When God came up with cocoa beans, he must have been in a very good mood. Cocoa beans are the best beans there are—sorry, Heinz, no offence, but your bean cans were portrayed by Andy Warhol, this is as far as your fifteen minutes of fame go. Anyway, cocoa beans are so very rich in healthy flavonoids, but more importantly, without cocoa beans there was no chocolate, and without chocolate there were no chocolate glazed marzipan cakes, especially the one in my fridge (keeping it in the fridge is important to make the thick chocolate glaze as crunchy as possible), the one I just devoured out of sheer lust. And now I am in such a good mood, the best of moods, actually, just like God himself the day he came up with cocoa beans.

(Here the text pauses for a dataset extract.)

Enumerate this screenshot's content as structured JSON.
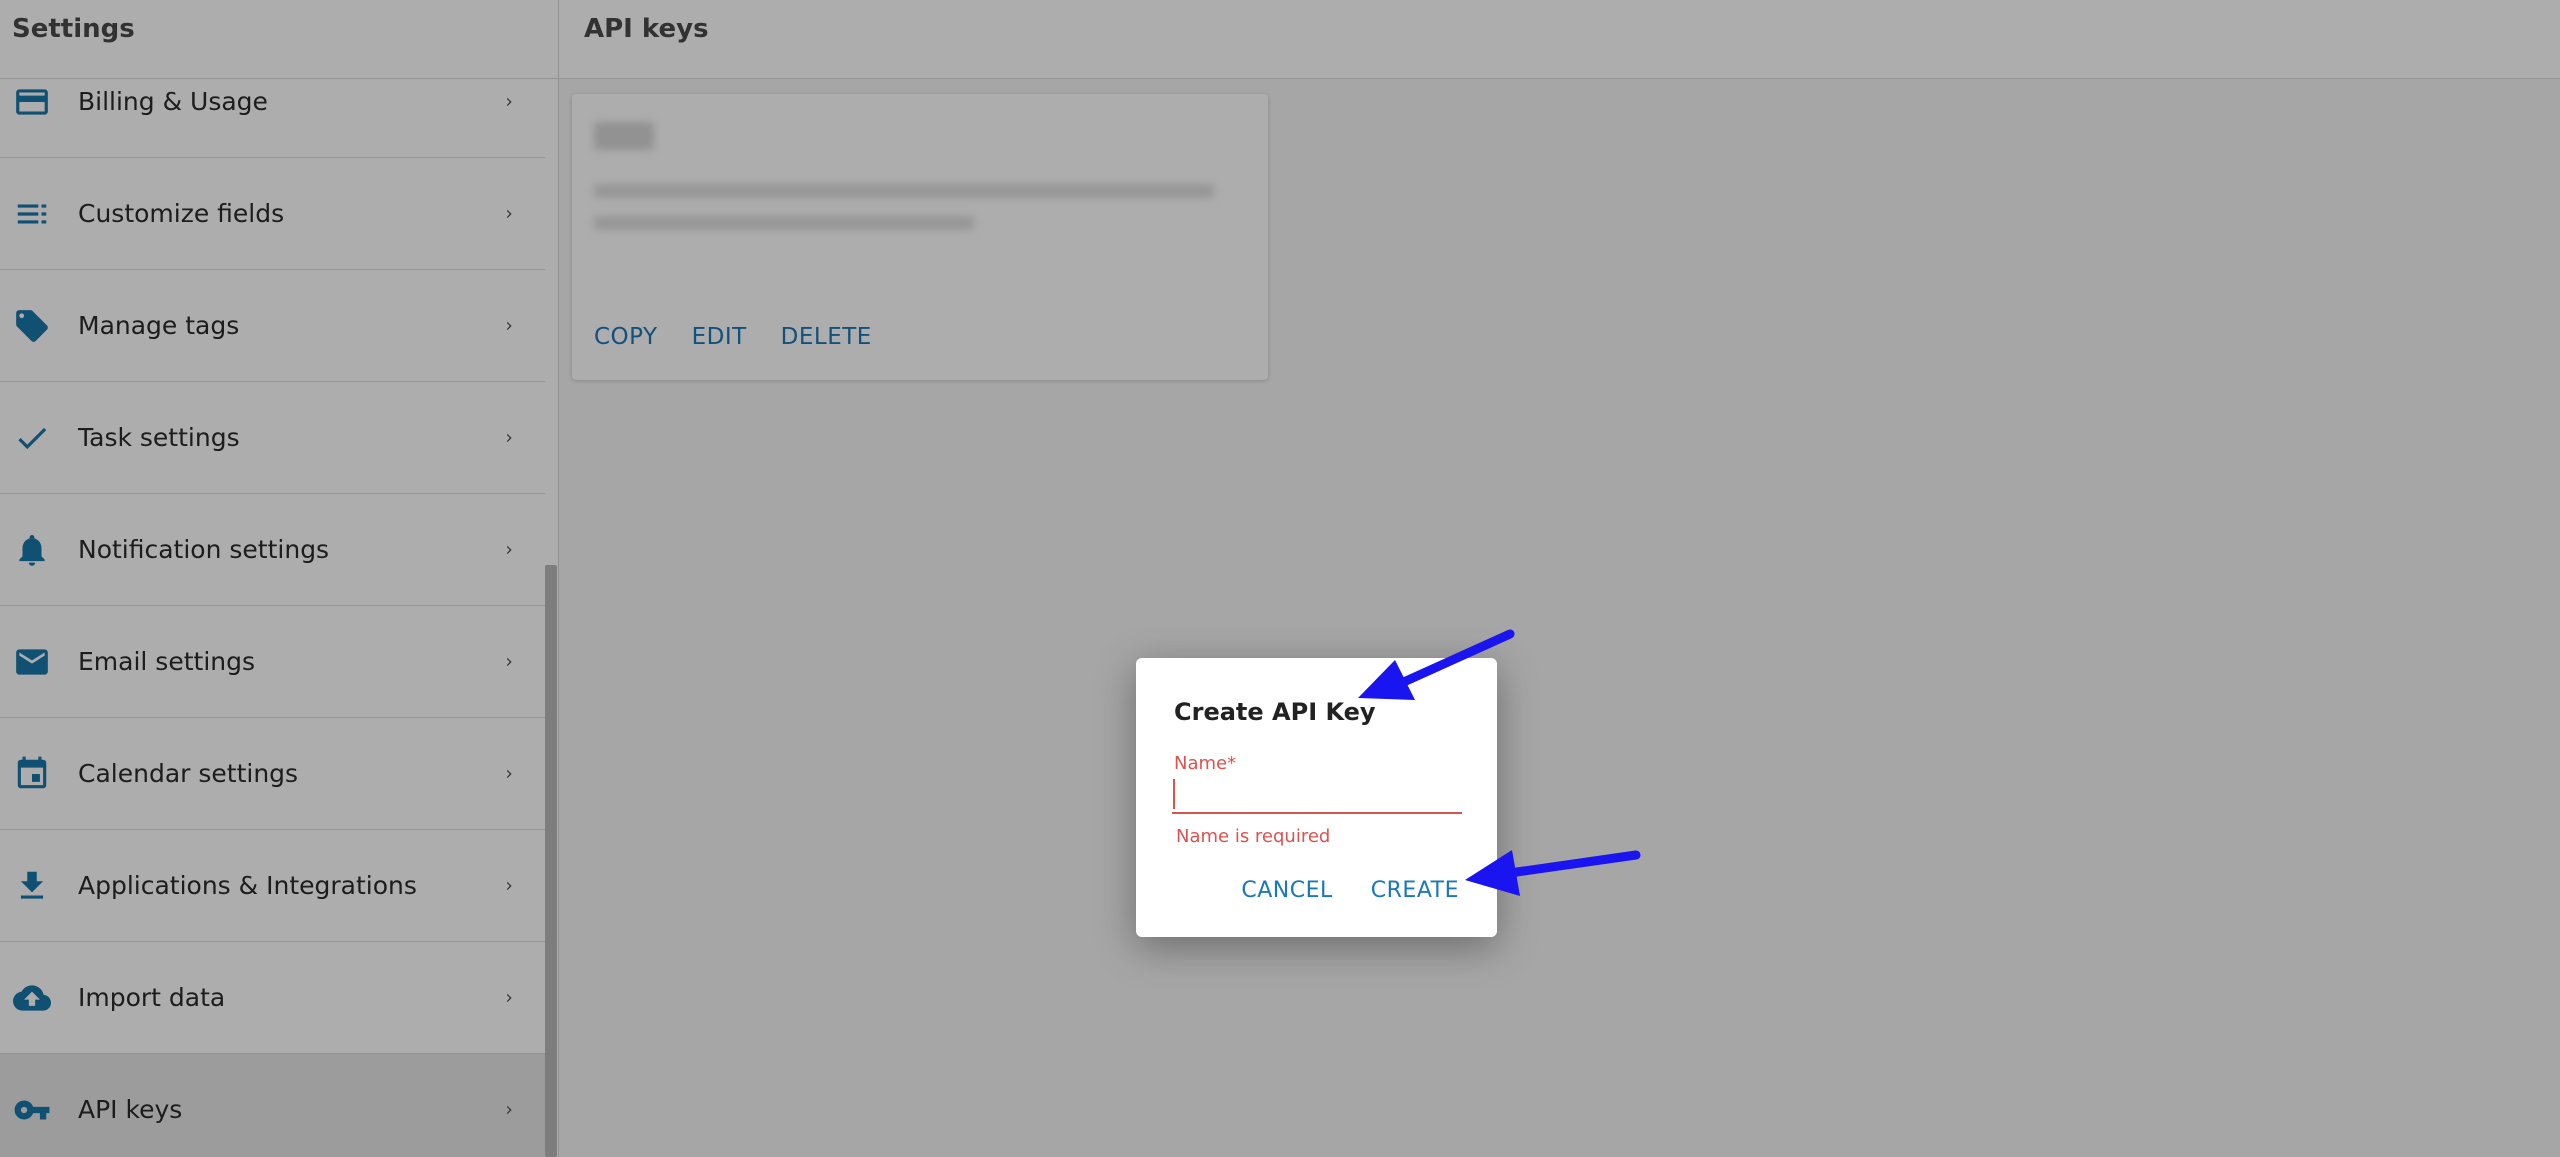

It’s been just another grey winter’s day in Berlin, quite depressing. The moment, I woke up, I knew I needed something to cheer me up big time if I wanted this Saturday to be a day worth living. That’s when I started thinking of cake. Some very special cake. A cake, I couldn’t bake myself. A cake, I had to get out of bed and run into town to buy it from some French people answering to the name of Lenôtre. A cake so yummy, I would not dare to wash it down with milk or tea or coffee, not even champagne, just to make it linger on my tongue. A dough rich of pistaccios and cherries to make it irresistible, some vanilla custard to make it creamy, a crumble topping to make it crunchy, and some maraschino cherries and powdered sugar on top to make it look fancy. That was the cake that got me through the day. I’m still high on serotonine, so I guess, it’ll get me through Sunday, too.
The hottest thing about Switzerland? Its paprika. Trust me, it’s really hot. So much hotter than I ever expected when I first bought it in Zurich, at my grocer’s next door. You see, when you buy paprika in Germany, you get something mildly spicy, very mildly spicy, especially when you buy it at your nearby supermarket. Why that is I can tell you: Germans don’t like spices. And here’s my proof: once, I had an intern, very smart girl from a very good family, lovely person, but she thought the tiny dose of pepper in a dish at a canteen known for their reasonably priced but absolutely unseasoned food, was an imposition on her taste buds—no irony here, none at all, and she tends not to be the exception, but the rule. Strangely, the exact same people love to tell you the English can’t cook. Aha. Well, try an Indian restaurant in London and one in Berlin then, ha! Anyway, enough German bashing, I better make my point: the Swiss love spices. The paprika from Coop in Zurich, though really cheap, the one from their Qualité & Prix range, it doesn’t get any cheaper in Switzerland, that’s real paprika, really hot, and wonderfully aromatic. When I moved to Berlin, I imported vast amounts of it, and with some potatoes, onions, sweet peppers, and chorizo, you get a spicy dish, even when you prepare it in Germany.